Another Front In Mideast Conflict: Fishing Rights In The Mediterranean
Down at the Gaza city harbor, a little after dawn, merchants wait with horses and carts and scales to weigh the morning's catch of fish.
But when they come in, the fish are small and few. One man scoops his catch up by the handful, tiny fish slipping through his fingers. Even the cats look hungry.
One of the merchants, Mohammad Belah, tells me that a few years ago, it wasn't like this.
"A fisherman used to bring 100 or 200 boxes in the past, but now if he's lucky he brings 10 or 20 boxes," he says.
He adds that people like him are hardly able to earn a living, and that the problem is the limits Israel places on Gaza's fishermen.
The tiny strip of land lies along the Mediterranean Sea, but Israel's navy enforces a blockade on Gazan boats that over the years has gradually shrunk and now forbids sailing more than 3 nautical miles from shore.
Israel says the blockade is necessary to prevent arms being shipped to Gaza, or attacks being launched on Israel by sea. Palestinian officials say the blockade is illegal.
Now, after a month of conflict in Gaza, Israelis and Palestinians are using a cease-fire to try to thrash out a peace deal in Cairo. One of the issues at stake is fishing rights in the Mediterranean.
Like most people in Gaza, Belah is watching the talks closely. He calls the militant group Hamas "the resistance."
"I support the resistance," he says, "because the resistance wants us to be free and to live like other nations, and I will be sad if they come back from Cairo talks without bringing any solution for us."
The U.N. says that in 2000, when the boats could go 12 miles out, there were 10,000 fishermen in Gaza. Last year, it counted a third of that number and reckons it's because there are far fewer fish to catch in the restricted zone.
I travel down to the harbor at Rafah in the south, and meet Rashad Farhat, head of the fisherman's syndicate there. In a storeroom surrounded by fishing nets, the thickly bearded 60-year-old says he's been part of this fishing community since he was 14 — but it has changed.
"Some quit, and some are now agricultural workers, but they don't make money; it's like 5 shekels [about $2] an hour," he says.
Farhat says the fishermen are so desperate that they fish during the summer months when they should let the small fish grow, and this overfishing is depleting stocks.

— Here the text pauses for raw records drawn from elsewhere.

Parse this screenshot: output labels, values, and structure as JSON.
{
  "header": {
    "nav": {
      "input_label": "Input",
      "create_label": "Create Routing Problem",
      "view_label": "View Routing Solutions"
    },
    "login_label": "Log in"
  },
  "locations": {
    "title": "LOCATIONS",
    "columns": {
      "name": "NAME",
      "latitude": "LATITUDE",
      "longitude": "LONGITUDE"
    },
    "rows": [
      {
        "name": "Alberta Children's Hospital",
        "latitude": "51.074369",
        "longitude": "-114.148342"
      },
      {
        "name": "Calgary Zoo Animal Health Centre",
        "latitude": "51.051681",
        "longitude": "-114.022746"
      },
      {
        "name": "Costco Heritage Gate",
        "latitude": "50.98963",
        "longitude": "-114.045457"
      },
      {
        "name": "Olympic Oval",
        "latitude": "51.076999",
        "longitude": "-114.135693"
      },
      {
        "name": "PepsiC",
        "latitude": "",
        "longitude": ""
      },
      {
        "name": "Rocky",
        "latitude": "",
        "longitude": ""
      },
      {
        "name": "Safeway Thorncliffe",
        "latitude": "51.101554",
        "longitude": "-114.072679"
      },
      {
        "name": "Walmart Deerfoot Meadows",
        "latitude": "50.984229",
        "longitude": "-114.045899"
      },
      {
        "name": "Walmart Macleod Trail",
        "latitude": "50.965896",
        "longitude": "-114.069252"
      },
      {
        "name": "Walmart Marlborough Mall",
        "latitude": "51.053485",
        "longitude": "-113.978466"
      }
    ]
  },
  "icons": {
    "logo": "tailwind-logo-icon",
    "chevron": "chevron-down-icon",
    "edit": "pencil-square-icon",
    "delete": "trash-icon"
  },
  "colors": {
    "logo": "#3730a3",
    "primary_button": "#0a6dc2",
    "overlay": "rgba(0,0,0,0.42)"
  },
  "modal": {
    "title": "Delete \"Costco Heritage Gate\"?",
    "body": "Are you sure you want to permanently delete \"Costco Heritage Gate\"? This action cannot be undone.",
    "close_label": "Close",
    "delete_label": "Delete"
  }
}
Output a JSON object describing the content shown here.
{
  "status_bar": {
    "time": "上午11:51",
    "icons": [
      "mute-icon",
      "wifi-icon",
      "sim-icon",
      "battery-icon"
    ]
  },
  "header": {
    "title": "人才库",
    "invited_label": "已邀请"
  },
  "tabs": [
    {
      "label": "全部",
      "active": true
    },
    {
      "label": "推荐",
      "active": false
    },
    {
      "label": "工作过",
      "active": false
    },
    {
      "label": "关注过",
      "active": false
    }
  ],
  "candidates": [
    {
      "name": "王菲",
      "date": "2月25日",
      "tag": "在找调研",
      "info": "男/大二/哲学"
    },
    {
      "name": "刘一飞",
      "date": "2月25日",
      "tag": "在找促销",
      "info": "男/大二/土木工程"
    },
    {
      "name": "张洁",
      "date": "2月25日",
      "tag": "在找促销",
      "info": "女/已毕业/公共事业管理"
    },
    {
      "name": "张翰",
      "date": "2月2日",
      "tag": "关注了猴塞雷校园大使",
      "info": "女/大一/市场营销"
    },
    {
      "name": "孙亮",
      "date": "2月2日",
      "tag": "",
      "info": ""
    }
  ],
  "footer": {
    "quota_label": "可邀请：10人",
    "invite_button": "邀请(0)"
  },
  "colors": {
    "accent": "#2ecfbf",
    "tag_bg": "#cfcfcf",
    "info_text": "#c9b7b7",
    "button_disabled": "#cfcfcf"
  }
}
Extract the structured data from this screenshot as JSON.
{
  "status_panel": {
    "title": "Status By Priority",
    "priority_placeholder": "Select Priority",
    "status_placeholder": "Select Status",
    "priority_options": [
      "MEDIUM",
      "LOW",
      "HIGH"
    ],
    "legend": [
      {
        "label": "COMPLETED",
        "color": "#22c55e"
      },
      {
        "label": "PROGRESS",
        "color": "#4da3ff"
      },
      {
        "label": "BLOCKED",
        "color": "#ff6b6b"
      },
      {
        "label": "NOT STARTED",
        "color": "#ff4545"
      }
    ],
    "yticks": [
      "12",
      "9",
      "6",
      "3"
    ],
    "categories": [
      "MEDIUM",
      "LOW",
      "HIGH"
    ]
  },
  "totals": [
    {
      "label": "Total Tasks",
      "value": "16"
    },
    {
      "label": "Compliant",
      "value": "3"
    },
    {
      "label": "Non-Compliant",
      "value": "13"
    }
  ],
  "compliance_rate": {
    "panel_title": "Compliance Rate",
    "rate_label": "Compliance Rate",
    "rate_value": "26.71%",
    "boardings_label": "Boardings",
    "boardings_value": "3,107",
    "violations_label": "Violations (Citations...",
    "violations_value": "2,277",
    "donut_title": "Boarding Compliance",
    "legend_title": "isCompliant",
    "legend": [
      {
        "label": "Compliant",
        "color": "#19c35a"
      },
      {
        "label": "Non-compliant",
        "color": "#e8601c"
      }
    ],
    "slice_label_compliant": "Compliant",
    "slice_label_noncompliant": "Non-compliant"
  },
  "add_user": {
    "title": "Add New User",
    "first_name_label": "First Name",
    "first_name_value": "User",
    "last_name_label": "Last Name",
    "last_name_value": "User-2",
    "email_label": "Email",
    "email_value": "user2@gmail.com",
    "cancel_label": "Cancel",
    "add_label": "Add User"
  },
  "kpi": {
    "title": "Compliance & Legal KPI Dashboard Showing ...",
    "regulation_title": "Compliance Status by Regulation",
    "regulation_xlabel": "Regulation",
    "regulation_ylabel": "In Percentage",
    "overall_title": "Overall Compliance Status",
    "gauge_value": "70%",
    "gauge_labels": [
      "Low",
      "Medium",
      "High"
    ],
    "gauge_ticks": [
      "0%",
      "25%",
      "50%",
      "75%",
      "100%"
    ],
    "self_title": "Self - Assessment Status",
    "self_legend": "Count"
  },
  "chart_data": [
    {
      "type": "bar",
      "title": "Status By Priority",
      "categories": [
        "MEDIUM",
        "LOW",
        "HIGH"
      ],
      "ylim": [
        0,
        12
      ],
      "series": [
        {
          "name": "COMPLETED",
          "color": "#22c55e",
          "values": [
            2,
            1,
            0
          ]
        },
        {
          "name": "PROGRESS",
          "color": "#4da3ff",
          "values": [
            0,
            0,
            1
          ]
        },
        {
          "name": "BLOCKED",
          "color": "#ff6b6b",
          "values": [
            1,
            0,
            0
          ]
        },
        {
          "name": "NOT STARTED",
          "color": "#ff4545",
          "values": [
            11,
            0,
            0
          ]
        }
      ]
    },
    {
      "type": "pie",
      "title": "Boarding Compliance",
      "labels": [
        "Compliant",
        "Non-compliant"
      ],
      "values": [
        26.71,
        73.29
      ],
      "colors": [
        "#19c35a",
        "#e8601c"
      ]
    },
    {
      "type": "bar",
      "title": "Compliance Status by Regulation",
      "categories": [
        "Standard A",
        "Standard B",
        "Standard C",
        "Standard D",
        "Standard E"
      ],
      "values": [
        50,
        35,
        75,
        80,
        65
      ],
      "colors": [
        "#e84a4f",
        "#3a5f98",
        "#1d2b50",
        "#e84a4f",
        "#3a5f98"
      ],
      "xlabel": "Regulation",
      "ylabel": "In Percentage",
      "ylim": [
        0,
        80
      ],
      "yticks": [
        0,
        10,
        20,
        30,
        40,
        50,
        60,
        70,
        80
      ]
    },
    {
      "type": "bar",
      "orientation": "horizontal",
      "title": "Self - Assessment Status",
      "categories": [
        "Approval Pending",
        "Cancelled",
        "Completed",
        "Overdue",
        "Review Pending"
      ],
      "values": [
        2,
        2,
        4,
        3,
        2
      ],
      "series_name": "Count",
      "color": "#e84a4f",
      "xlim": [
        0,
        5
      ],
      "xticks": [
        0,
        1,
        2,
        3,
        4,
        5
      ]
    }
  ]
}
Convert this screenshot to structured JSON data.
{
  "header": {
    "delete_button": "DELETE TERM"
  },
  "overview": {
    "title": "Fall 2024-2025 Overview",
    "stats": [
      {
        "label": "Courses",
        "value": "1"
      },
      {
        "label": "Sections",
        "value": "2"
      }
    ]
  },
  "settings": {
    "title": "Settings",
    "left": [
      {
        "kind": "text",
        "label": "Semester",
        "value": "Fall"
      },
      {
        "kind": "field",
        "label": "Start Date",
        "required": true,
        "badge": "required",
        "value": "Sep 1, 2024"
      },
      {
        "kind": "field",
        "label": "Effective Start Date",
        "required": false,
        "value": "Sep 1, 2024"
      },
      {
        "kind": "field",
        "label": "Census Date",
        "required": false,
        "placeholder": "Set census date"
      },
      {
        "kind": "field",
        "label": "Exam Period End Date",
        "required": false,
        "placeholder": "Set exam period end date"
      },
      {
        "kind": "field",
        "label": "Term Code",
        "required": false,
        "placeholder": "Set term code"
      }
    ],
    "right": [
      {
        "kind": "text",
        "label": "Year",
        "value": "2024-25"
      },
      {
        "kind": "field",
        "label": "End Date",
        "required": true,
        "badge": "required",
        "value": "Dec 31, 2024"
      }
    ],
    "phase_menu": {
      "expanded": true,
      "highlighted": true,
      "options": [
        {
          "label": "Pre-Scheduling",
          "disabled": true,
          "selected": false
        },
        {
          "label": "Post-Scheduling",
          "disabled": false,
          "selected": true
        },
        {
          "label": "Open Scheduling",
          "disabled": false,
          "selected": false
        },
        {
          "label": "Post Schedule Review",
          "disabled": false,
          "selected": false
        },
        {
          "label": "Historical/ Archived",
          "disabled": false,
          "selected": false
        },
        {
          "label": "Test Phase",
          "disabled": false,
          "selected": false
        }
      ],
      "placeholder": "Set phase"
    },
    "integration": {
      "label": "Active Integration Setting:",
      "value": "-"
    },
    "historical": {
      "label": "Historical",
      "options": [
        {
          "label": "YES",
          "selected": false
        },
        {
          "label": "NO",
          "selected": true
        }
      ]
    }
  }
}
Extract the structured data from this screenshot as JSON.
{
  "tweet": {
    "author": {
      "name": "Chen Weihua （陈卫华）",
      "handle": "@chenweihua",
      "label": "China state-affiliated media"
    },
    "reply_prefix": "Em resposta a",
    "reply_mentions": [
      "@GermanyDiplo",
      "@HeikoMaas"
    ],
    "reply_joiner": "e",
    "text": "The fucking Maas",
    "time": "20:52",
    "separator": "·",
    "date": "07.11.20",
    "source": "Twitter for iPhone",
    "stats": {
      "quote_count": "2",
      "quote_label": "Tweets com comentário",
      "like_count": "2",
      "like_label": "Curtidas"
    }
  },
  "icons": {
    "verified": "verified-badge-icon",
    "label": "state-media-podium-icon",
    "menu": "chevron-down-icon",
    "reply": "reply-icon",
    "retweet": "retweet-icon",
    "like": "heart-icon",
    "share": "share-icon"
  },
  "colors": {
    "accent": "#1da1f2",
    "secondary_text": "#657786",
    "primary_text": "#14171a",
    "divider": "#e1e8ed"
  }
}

Some analysts, like Mouin Rabbani from the Institute for Palestine Studies, think there is a movement for the sea — and land — blockades of Gaza to end.
"There seems to be a growing realization internationally, including among Israel's key allies in the U.S. and in Europe, that the status quo of basically Gaza being sealed off from the outside world is untenable," he says.
But the talks in Cairo have been going on almost two weeks, and both sides speak of wide gaps in positions. In one month of conflict, Israel lost 64 soldiers, and says it must maintain security measures.
Down on the Rafah beach, Khalil Najjar, a fisherman, is mending his nets. He says at the moment, the Israeli military actually enforces a 500-meter boundary, and has fired warning shots near fishing boats. I ask: What if the peace talks end up with nothing for the fishermen?
"Then the war should continue," he says. "So what? I don't mind if another 2,000 or 3,000 people die. We need our rights."